▸ **Extracted entries**:
▽

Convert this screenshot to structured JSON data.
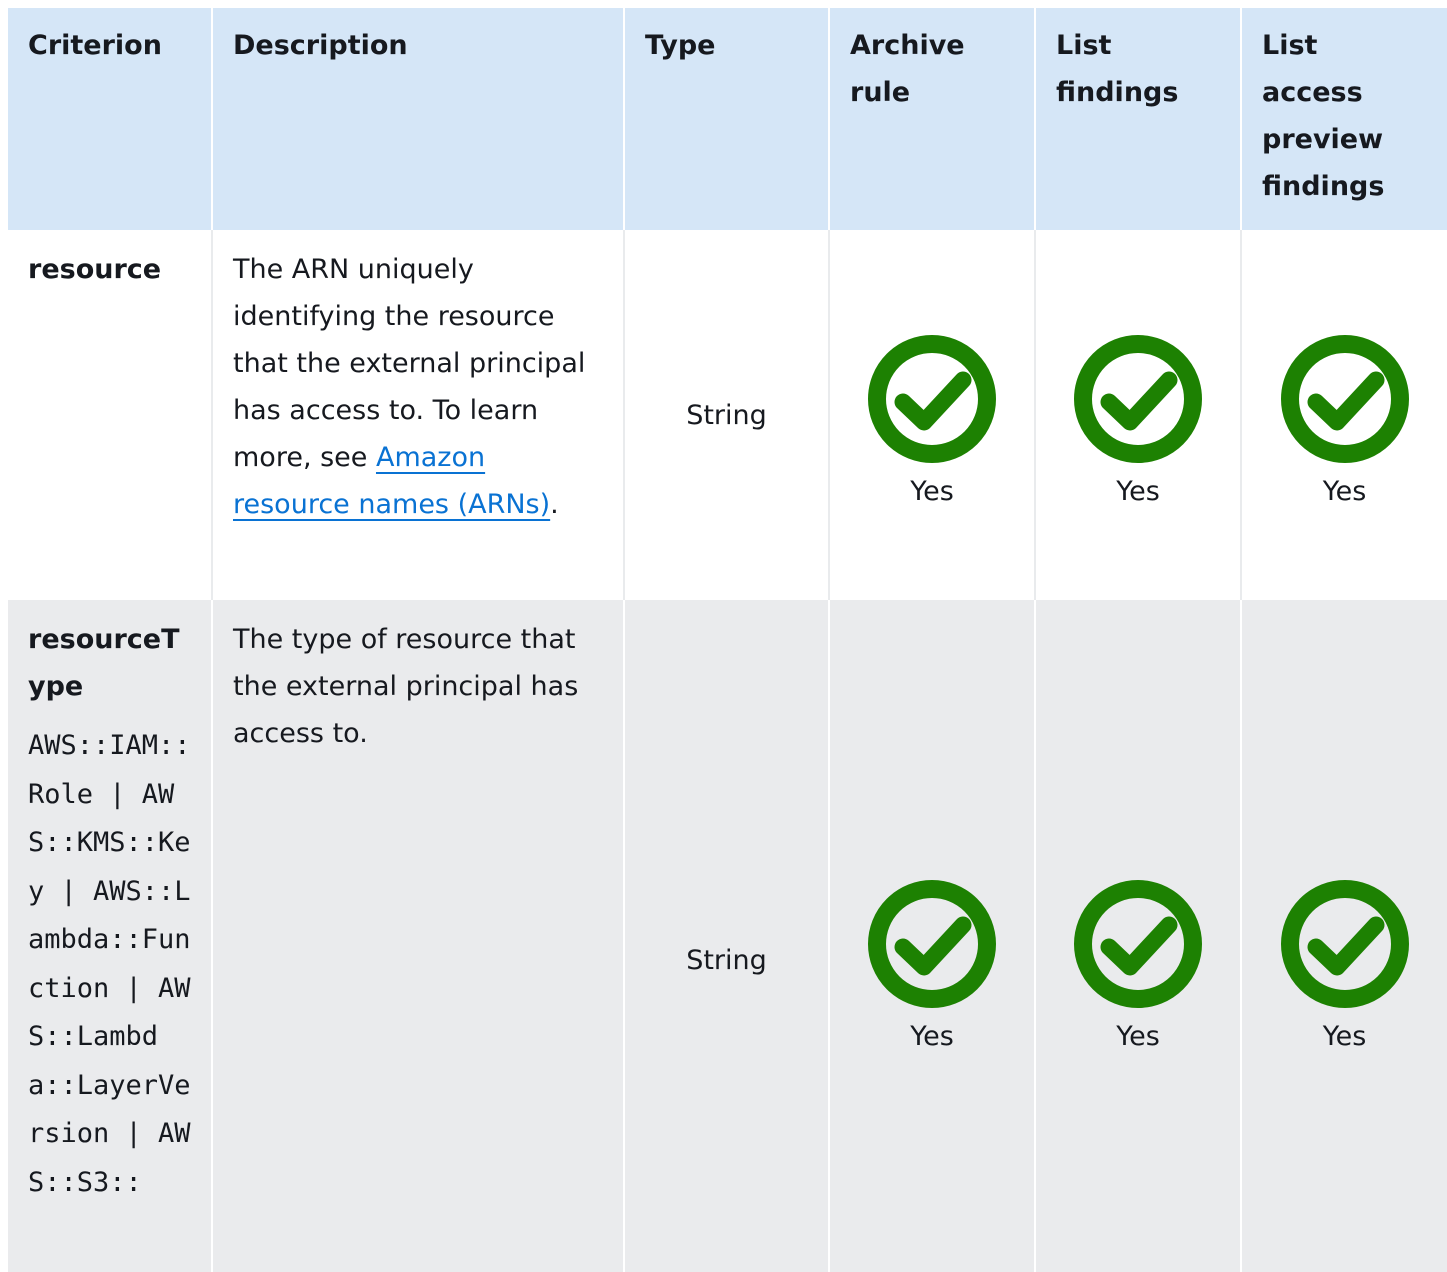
{
  "table": {
    "headers": [
      "Criterion",
      "Description",
      "Type",
      "Archive rule",
      "List findings",
      "List access preview findings"
    ],
    "rows": [
      {
        "criterion": "resource",
        "criterion_values": "",
        "description_text": "The ARN uniquely identifying the resource that the external principal has access to. To learn more, see ",
        "description_link": "Amazon resource names (ARNs)",
        "description_suffix": ".",
        "type": "String",
        "archive_rule": "Yes",
        "list_findings": "Yes",
        "list_access_preview_findings": "Yes"
      },
      {
        "criterion": "resourceType",
        "criterion_values": "AWS::IAM::Role | AWS::KMS::Key | AWS::Lambda::Function | AWS::Lambda::LayerVersion | AWS::S3::",
        "description_text": "The type of resource that the external principal has access to.",
        "description_link": "",
        "description_suffix": "",
        "type": "String",
        "archive_rule": "Yes",
        "list_findings": "Yes",
        "list_access_preview_findings": "Yes"
      }
    ]
  },
  "icons": {
    "check": "check-circle-icon"
  },
  "colors": {
    "header_bg": "#d5e6f7",
    "alt_row_bg": "#eaebed",
    "check_green": "#1d8102",
    "link": "#0972d3"
  }
}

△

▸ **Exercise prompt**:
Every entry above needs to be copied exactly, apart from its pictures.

▸ **Answer to this problem**:
Convert this screenshot to structured JSON data.
{
  "table": {
    "headers": [
      "Criterion",
      "Description",
      "Type",
      "Archive rule",
      "List findings",
      "List access preview findings"
    ],
    "rows": [
      {
        "criterion": "resource",
        "criterion_values": "",
        "description_text": "The ARN uniquely identifying the resource that the external principal has access to. To learn more, see ",
        "description_link": "Amazon resource names (ARNs)",
        "description_suffix": ".",
        "type": "String",
        "archive_rule": "Yes",
        "list_findings": "Yes",
        "list_access_preview_findings": "Yes"
      },
      {
        "criterion": "resourceType",
        "criterion_values": "AWS::IAM::Role | AWS::KMS::Key | AWS::Lambda::Function | AWS::Lambda::LayerVersion | AWS::S3::",
        "description_text": "The type of resource that the external principal has access to.",
        "description_link": "",
        "description_suffix": "",
        "type": "String",
        "archive_rule": "Yes",
        "list_findings": "Yes",
        "list_access_preview_findings": "Yes"
      }
    ]
  },
  "icons": {
    "check": "check-circle-icon"
  },
  "colors": {
    "header_bg": "#d5e6f7",
    "alt_row_bg": "#eaebed",
    "check_green": "#1d8102",
    "link": "#0972d3"
  }
}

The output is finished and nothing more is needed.